As interests and concerns about Artificial Intelligence flared world-wide this year, Ringling College of Art and Design rose to the challenge—creating an AI Task Force to research the scope of possibilities and potential challenges of using, working with, and learning from the artificial intelligence machines and software with a particular focus on artists, designers, and writers. Faculty and staff from the College’s Creative Writing and Entertainment Design programs to the Library and Career Services all weighed in on how this new technology could affect their fields and departments. At the helm of the Task Force, Creative Writing faculty Rick Dakan guides the large project in his appointment as chair.
Since accepting the task, Dakan has given talks at The Teaching and Learning with AI Conference at University of Central Florida this past July, and this month he will be presenting with Illustration faculty member Stewart Leith on the topic at the National Association of Schools of Art and Design’s annual meeting.
On the theme of their talk, Leith explains, “AI generated images could fundamentally change the art world and community and it’s important that we understand how it works and what it’s capable of creating.” He said, “We’re seeing a radical shift in the way digital content is being created. The rate of AI-generated image advancement is incredible and it’s not showing signs of slowing down.”
The charge to the Task Force were laid out in two phases. Phase one took place over the summer break and was primarily focused on collecting information. Its members researched the potential impact on the institution, consulted experts, and developed AI integration recommendations. They sent a campus survey on individual knowledge, interest, and concerns about AI.
In phase two, the Task Force began implementing their findings and proposals into programming and curricula. The programming began with a guest speaker series that kicked-off last month with the talk, Making Art as a Human in the AI Apocalypse???, by character and production designer and alum Lindsey Olivares ’09, Computer Animation. The group is providing training and resources for faculty and students and establishing partnerships with AI research centers and technology companies. Two classes will begin in the Spring 2024 Semester to help guide students through the new terrain: a 100-level Fundamentals of AI open elective class, taught by Dakan, and a 300-level AI Techniques and Processes for Art, taught by Leith.
At the Teaching and Learning with AI conference, Dakan gave a presentation about the class that he is teaching, and found comradery in the likeminded community. “It was fascinating to meet and exchange ideas about AI with faculty from a wide variety of colleges and universities. Everyone is still trying to figure AI out. What does it mean for our students, our courses, our pedagogy? Ringling College has taken the initiative to answer these questions for our institution, and I’m proud to be part of that process,” he shared. “At NASAD, Stewart and I will have a chance to share what we’re doing at Ringling College and learn how other art schools are handling the existential challenges that AI is creating for the world of art and design. It’s a vital conversation, and Ringling is meeting the challenge head on.”
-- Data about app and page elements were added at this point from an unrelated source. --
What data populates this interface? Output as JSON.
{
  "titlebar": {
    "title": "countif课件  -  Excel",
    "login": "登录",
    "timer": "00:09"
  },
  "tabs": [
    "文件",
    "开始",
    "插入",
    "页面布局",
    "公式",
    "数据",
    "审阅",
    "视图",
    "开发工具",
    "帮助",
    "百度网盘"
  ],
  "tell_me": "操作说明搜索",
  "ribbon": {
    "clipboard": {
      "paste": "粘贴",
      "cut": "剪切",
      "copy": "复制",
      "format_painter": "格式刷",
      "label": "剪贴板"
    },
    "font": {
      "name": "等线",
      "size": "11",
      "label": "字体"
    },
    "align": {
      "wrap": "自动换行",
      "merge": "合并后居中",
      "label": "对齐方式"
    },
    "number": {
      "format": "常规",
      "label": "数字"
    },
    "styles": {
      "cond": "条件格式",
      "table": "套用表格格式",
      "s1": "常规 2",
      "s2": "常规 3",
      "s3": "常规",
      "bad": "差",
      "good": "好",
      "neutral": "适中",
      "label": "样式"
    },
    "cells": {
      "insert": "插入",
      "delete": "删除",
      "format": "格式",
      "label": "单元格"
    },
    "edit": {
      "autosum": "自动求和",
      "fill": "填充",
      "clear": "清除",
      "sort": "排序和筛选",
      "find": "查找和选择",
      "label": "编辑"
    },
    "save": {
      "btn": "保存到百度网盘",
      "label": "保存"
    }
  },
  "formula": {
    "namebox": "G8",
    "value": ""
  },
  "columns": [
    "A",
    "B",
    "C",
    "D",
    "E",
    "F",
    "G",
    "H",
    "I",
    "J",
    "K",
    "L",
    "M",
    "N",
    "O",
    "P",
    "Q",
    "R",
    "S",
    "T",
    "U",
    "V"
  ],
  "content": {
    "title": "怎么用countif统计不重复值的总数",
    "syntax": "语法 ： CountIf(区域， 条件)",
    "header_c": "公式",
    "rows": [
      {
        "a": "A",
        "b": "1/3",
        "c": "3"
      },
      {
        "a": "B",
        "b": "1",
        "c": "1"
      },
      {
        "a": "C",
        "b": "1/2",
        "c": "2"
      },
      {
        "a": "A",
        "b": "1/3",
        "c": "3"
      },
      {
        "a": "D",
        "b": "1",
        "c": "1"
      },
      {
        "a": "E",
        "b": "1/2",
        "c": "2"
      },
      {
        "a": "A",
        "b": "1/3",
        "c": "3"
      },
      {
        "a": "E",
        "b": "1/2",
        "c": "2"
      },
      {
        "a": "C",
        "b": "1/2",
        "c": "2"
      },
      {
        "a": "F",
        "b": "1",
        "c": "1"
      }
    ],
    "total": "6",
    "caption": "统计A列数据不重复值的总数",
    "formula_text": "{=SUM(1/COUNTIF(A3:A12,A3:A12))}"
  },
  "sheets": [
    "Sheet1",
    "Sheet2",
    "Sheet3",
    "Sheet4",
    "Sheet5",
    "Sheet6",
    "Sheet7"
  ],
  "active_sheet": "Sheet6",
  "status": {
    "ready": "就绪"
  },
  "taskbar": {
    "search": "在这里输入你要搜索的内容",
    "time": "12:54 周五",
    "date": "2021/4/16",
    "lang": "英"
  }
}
Motion Design faculty David Broduer presented on the topic at the Artificial Conference in August this year. His presentation covered his experience with AI in his personal digital arts practice and how he is tackling AI in the classroom. He also spoke about AI business, ethics, and law, and building a future with AI.
Broduer takes a direct and all embracing approach to AI as an educator: “My approach to AI and my students is to embrace it, learn it, and become experts in it. It is here to stay and we have to learn how to harness its power, pivot, and grow along with it. Fighting against it will only slowly make you obsolete.”
The next talk in Ringling College’s AI series is November 2, at 7 pm in the Morganroth Auditorium as the College welcomes Val Jones from Storyfile. Storyfile is a company working with AI in video, making software to make AI sound more conversational.